Entries taken from a collection
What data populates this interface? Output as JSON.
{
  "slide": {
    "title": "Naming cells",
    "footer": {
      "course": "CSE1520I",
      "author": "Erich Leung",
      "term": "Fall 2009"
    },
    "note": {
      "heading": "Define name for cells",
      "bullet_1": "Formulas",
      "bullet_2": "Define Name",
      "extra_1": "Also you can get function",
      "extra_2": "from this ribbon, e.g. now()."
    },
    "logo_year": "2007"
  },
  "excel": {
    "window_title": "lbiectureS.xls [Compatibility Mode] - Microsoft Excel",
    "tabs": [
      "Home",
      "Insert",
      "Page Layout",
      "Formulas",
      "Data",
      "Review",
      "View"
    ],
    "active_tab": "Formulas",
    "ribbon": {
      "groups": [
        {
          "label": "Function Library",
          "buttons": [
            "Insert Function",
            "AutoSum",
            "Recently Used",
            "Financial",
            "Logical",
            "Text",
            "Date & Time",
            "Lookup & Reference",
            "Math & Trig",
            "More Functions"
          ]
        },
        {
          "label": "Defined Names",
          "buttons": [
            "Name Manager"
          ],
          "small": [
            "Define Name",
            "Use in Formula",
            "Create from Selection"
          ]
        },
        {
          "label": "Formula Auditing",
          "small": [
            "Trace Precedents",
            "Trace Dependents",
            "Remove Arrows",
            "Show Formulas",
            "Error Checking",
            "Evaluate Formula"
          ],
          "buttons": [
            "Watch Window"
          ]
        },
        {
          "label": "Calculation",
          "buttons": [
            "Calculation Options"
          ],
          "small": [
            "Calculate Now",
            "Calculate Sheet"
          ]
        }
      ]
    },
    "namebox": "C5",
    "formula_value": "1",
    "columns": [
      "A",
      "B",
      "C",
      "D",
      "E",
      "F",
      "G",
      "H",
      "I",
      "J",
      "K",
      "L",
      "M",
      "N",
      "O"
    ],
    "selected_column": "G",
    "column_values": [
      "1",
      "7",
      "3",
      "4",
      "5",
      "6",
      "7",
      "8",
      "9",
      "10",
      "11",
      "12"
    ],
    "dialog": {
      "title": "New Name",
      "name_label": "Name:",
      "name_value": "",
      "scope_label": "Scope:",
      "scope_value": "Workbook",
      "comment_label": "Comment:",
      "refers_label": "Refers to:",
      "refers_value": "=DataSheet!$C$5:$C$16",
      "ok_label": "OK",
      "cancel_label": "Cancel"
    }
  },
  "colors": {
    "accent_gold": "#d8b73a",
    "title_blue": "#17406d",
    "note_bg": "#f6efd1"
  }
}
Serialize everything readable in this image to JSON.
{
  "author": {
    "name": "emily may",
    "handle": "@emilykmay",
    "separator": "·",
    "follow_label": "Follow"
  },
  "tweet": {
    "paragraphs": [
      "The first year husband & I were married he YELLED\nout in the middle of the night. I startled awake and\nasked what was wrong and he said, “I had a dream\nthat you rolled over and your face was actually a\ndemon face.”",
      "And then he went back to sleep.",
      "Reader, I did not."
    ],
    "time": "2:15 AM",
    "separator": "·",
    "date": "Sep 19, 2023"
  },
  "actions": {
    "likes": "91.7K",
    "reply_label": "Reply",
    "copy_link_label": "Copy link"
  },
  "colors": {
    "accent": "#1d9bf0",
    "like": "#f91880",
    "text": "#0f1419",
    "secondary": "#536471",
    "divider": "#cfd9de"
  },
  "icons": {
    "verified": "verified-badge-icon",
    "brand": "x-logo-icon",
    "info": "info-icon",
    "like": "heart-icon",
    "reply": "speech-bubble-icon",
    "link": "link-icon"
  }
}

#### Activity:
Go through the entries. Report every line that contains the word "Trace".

#### Worked solution:
            "Trace Precedents",
            "Trace Dependents",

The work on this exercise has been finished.